Are there objective standards of beauty? Or is beauty in the eye of the beholder? Must art be beautiful to be great art?
Lots of us have tastes in music, movies, stories, or art—and we generally know what they are. I really enjoy depressive British sadcoms. One friend enjoys almost all political dramas. Another enjoys genuinely absurd, surreal horror films. A family member won’t watch anything that uses cartoon animation, and another can’t stand romantic comedies.
These groups of things we like tend to fall into genres: groups of movies, music, or other arts that have readily identifiable descriptive features in common. (This may not be accidental; maybe the reason we label the genre groups we do is that people who really like some members of one genre group tend to like other members of it as well.) This is partly what makes it useful to figure out which genres of movies, music, etc. you tend to enjoy. Knowing what you like in genre terms allows you to search through a relatively homogeneous category with some confidence that you’ll find something in that category to enjoy.
In a certain light, though, the fact that our tastes tend to fall along genre lines can look really remarkable. Is there really anything inherently better about sadcoms than the optimistic, colorful American comedies that I love to hate? (Sorry, Parks and Recreation, I’ll never get it.) The answer is probably ‘no.’ But then what explains my liking sadcoms so much? At best, my liking can look like a merely subjective reaction to something I recognize or identify with; at worst, it can look like an absurd fetishization of a certain kind of irony.
What these two interpretations have in common is the idea that my liking some members of a genre has purely subjective content. It’s either just blank, inexplicable joy in sadcom misery (which others may or may not share) or it’s a recognition of sadcom features as something that scratch a particular itch of mine—or both. It’s become a truism that there’s no explaining—and no disputing—these tastes. It would be just as silly to try and justify them as it would to justify my preference for chocolate ice cream over vanilla.
This basic thought has led a lot of philosophers to ignore genre-tracking tastes in studies of Aesthetic Value. Aesthetic Value (which I capitalize here in order to express its Very Serious Weightiness) is often thought to have aspirations beyond merely subjective likings. When you talk about “beautiful” or “great” works of art, you seem to be implying that they have such Aesthetic Value. And in doing that, you aren’t just saying that you like them. It seems like you are saying they have something in them to be appreciated. You are suggesting that others should appreciate them as you do. In more extreme cases, you might even suggest that others who don’t appreciate them as you do are mistaken or even defective in their faculties. (The classic source of this point is Immanuel Kant’s Critique of Judgment.) There’s having taste, you might think, and then there’s Having Taste.
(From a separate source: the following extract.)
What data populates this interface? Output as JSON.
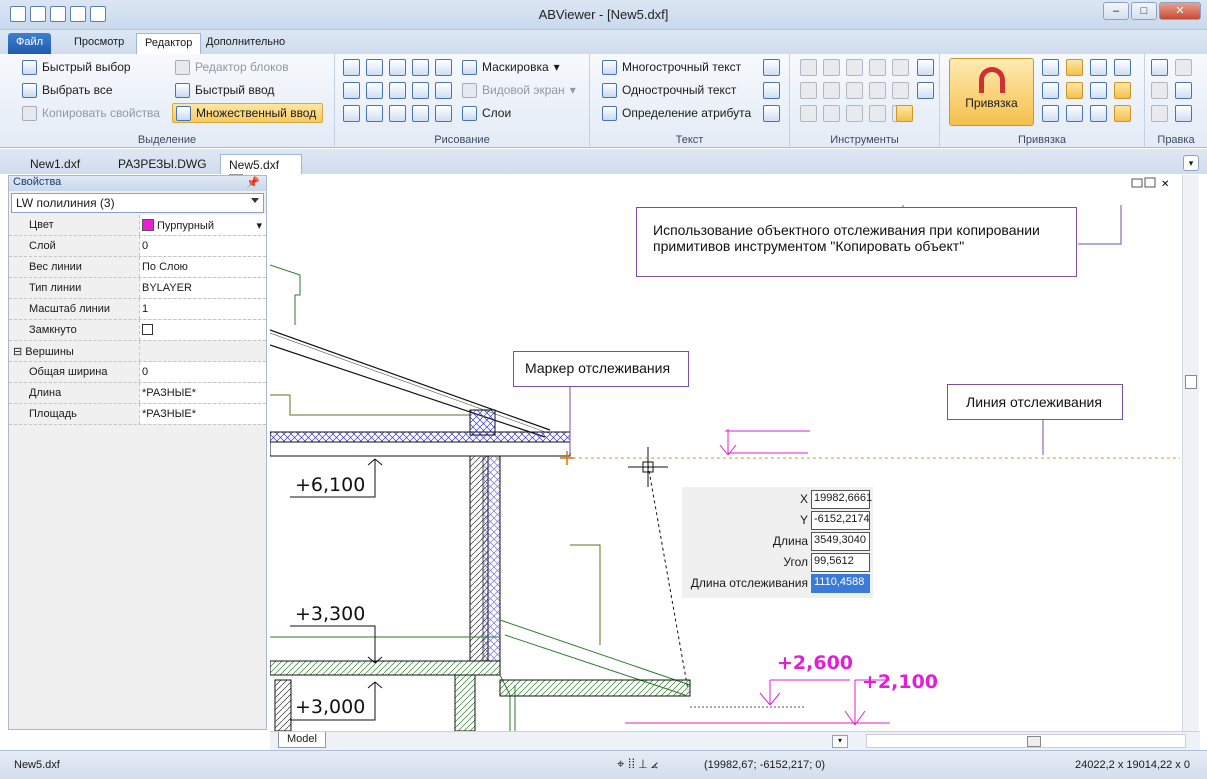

The first is merely subjective, the latter of Great Weight (and perhaps even Genuine Objectivity).
Now, I think it is true that when you like many members of a genre you don’t necessarily think they have any real Aesthetic Value. But I do think philosophers are too quick to draw a sharp distinction between taste and Taste. There are all sorts of ways in which liking something, and thinking it has genuine Aesthetic Value, may be related. Here are just a few ways of thinking of the connection between subjective liking and judgments of Aesthetic Value:
(A) Perhaps there is a feeling in common between cases in which you just simply like something, and cases in which you find something to have real Aesthetic Value. In this case, the common feeling might lead you to mistake some things you merely like for things with Aesthetic Value.
(B) Perhaps liking something in a merely subjective way is a way of attributing some form of Value to an object—but not necessarily Aesthetic Value, whatever that is. If so, what is this other kind of Value? It might be a special sort of value for each of the genres we care about; perhaps there is a standard of excellence inherent to period mysteries, and an entirely different standard of excellence inherent to experimental film noir.
(C) Perhaps liking something in a merely subjective way is to attribute Aesthetic Value to it, in some way. In this case, you might overvalue the things that belong to the genres you have a soft spot for. This might be something like a persistent perceptual illusion; you can’t help making this attribution of Aesthetic Value, but you can learn when to discount it, and to avoid recommending (e.g.) psychological thrillers to those who don’t themselves enjoy them.
(D) Perhaps there is an essential relationship between liking the works of art of a genre and the ability to judge their Aesthetic Value accurately. Liking (e.g.) British sadcoms revs up your attention, motivates a lot of consumption and comparison, and puts you in the position to draw subtle distinctions in form within exemplars of a genre. These abilities, it is often noted, are abilities that are themselves central to recognizing genuine Aesthetic Value. We often rely on expert testimony of critics to judge whether or not to go see a movie—perhaps we should also understand each of us as experts of limited kinds about specific genres of art. Far from overvaluing works in the genre you like best, then, you might be best placed to judge their Aesthetic Value.
It’s not obvious to me which of these views is most nearly right. Nor is it clear that these are the only options. But I think it’s worth teasing apart the options available to us when we think about the relationship between taste and Taste.